#### Materials provided ####

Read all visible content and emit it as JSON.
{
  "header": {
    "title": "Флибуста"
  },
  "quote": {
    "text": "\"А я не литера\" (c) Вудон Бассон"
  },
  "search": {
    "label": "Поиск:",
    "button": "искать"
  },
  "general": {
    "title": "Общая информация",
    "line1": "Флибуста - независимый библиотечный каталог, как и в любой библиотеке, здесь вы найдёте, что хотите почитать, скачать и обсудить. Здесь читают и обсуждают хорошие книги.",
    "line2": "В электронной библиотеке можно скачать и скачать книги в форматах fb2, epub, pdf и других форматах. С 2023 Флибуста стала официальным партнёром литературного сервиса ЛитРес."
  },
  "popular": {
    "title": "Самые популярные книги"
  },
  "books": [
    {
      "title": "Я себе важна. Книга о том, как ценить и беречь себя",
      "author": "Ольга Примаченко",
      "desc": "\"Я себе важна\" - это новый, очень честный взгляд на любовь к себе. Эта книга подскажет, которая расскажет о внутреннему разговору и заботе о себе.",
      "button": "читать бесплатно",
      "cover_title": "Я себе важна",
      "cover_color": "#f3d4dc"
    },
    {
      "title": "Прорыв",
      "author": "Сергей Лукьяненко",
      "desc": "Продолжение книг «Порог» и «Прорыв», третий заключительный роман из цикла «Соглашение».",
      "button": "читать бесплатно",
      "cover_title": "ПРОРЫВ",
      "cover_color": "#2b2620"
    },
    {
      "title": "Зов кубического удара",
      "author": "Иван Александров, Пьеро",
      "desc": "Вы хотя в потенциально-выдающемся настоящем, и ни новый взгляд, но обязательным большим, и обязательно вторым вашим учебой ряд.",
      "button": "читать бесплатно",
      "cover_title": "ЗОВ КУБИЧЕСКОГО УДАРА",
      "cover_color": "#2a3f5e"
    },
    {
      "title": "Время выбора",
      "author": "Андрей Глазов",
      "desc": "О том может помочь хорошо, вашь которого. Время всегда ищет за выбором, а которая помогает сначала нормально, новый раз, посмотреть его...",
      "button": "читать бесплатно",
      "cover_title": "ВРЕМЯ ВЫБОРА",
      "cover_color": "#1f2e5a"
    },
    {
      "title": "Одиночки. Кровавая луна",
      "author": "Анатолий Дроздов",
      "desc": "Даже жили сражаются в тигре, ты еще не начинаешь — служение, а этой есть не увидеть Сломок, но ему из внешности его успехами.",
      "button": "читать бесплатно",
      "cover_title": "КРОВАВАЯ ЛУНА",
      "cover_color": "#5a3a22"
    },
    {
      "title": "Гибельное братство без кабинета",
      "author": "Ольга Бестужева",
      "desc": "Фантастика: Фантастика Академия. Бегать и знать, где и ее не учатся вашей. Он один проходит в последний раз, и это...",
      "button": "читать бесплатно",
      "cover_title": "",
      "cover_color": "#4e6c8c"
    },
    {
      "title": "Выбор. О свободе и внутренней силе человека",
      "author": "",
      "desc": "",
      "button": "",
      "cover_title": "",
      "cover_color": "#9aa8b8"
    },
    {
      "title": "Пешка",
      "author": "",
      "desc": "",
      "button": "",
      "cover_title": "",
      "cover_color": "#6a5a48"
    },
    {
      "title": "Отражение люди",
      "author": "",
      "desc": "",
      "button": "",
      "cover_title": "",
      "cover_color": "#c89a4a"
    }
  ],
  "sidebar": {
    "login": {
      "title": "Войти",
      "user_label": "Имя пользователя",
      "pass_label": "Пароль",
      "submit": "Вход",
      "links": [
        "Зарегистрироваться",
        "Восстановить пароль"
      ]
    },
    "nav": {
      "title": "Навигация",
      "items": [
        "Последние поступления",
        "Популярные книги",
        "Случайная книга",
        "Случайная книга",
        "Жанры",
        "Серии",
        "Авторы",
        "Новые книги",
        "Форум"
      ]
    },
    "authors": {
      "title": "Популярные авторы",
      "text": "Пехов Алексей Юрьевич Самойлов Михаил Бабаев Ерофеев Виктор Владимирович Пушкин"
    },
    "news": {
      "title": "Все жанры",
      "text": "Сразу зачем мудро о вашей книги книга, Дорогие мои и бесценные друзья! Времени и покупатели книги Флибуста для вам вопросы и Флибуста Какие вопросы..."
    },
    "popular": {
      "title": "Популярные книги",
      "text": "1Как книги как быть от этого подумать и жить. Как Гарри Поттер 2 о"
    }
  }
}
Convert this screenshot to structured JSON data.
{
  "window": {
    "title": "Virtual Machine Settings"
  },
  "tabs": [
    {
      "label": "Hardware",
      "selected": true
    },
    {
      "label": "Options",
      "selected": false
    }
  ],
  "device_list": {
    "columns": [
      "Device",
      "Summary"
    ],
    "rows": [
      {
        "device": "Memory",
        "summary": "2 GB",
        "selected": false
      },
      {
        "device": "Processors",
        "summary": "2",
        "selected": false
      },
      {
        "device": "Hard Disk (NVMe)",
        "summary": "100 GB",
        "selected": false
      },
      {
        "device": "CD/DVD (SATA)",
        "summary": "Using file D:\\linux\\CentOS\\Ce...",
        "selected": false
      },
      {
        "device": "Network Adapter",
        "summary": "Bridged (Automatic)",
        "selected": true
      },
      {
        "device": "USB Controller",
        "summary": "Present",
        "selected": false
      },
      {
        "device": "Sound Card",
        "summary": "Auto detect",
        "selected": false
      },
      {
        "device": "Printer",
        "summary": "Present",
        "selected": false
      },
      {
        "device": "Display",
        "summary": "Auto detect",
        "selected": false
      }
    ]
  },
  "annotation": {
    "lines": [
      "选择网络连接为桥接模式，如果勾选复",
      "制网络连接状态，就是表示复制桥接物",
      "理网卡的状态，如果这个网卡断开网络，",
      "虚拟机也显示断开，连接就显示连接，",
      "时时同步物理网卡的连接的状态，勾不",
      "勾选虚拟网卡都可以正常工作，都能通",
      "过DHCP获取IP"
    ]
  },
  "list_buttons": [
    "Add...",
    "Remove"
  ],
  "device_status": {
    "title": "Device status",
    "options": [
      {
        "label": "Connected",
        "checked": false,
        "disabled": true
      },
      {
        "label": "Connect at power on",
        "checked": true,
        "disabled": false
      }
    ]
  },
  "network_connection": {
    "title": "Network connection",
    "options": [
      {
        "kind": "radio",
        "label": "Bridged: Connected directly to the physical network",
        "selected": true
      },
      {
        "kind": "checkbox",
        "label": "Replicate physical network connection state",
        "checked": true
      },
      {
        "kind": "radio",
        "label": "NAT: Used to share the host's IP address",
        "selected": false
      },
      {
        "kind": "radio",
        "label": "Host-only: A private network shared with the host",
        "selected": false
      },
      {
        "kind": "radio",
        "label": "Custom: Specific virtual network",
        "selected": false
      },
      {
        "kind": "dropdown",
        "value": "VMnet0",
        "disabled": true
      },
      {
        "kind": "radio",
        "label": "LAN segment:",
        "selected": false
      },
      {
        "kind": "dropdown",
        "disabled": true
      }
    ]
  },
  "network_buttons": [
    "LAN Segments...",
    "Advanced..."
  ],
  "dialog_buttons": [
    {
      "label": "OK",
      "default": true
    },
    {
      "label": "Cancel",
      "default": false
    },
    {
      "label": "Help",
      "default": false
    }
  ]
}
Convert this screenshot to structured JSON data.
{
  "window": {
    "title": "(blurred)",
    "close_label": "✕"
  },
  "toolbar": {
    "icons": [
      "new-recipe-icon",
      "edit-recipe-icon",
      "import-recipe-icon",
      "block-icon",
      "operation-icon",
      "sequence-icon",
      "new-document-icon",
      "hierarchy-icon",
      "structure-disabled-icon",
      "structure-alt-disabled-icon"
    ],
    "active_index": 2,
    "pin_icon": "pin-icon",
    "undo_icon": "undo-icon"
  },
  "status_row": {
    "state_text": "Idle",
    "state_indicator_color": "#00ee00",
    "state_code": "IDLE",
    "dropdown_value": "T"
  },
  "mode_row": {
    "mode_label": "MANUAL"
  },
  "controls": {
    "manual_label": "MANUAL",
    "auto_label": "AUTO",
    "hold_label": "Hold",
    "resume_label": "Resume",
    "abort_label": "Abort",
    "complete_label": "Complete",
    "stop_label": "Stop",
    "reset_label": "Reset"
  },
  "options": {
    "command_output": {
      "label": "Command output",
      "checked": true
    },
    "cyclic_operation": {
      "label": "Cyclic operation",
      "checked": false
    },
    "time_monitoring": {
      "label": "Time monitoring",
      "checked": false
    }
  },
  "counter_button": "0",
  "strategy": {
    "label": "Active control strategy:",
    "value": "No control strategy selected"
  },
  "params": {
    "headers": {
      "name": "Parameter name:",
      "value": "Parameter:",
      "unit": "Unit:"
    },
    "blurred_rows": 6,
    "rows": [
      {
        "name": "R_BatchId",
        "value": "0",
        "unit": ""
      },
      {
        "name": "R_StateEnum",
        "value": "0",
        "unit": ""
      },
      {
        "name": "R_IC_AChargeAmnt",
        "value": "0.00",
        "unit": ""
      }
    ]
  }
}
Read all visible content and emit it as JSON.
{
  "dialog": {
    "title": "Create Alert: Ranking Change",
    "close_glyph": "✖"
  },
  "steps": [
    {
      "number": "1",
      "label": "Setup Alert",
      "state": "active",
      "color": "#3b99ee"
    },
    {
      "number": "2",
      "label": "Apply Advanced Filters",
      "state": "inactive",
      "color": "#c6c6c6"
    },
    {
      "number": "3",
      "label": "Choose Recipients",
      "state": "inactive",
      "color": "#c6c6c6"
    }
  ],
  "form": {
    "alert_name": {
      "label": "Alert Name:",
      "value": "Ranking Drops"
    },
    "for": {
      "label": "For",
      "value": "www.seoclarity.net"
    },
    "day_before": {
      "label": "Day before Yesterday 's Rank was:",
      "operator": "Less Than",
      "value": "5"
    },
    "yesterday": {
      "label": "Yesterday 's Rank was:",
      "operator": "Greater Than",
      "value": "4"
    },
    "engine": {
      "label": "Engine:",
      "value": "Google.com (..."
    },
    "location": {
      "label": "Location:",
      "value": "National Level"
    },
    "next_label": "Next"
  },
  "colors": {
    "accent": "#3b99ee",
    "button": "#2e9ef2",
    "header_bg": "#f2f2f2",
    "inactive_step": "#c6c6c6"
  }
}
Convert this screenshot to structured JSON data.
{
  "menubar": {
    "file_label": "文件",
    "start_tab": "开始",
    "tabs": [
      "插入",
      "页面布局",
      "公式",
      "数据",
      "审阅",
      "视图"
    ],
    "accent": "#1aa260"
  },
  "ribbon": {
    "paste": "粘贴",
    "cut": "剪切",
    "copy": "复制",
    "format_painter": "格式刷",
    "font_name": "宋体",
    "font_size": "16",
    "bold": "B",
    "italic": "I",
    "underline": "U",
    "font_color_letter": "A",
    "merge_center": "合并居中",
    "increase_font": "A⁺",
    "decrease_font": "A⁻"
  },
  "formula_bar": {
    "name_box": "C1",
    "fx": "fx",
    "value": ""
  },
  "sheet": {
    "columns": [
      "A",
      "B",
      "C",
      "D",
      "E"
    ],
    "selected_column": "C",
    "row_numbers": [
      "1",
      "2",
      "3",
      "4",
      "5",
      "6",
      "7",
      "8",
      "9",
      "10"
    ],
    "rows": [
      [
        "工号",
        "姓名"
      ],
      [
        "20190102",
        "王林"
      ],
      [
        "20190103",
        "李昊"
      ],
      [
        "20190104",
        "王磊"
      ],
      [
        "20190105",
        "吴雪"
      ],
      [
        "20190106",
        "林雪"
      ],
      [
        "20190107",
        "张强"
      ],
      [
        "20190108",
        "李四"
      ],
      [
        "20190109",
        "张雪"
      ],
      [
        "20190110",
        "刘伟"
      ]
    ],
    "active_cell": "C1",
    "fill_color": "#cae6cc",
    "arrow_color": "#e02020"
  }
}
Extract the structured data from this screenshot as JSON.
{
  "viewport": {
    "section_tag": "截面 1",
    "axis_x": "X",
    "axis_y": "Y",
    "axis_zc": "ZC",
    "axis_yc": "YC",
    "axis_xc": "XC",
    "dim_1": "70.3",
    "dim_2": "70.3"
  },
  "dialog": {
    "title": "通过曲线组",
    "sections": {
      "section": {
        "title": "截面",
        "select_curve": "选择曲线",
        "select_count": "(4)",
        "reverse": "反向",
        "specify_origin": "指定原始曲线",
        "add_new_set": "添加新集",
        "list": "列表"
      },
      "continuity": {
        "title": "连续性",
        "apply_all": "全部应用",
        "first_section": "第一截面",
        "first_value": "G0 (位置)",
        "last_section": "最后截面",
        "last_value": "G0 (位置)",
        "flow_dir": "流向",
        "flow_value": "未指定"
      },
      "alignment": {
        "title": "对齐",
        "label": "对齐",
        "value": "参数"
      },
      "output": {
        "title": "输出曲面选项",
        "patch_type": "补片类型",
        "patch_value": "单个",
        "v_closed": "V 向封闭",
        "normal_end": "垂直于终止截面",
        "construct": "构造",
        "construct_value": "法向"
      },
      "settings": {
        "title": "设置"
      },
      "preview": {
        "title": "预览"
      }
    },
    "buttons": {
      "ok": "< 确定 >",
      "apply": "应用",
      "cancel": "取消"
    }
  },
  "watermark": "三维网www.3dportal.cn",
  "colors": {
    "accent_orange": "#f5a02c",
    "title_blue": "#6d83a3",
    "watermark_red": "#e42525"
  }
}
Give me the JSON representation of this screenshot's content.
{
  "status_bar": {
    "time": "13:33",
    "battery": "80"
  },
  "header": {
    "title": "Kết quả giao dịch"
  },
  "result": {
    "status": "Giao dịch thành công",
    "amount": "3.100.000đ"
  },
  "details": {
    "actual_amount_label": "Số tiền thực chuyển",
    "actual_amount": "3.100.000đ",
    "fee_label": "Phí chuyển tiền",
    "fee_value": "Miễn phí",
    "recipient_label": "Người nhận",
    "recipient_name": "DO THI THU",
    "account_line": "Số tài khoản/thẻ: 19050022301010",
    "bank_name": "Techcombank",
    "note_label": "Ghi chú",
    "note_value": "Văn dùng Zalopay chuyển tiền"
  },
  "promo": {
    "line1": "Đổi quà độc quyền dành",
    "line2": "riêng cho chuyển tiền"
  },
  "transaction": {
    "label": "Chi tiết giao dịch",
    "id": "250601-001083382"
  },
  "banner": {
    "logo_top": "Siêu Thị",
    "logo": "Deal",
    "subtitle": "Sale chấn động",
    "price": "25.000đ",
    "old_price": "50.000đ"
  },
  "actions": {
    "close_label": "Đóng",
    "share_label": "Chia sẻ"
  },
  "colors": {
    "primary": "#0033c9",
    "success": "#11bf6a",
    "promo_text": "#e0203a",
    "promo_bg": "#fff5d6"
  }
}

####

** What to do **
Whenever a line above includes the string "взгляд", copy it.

** Exercise output **
      "desc": "\"Я себе важна\" - это новый, очень честный взгляд на любовь к себе. Эта книга подскажет, которая расскажет о внутреннему разговору и заботе о себе.",
      "desc": "Вы хотя в потенциально-выдающемся настоящем, и ни новый взгляд, но обязательным большим, и обязательно вторым вашим учебой ряд.",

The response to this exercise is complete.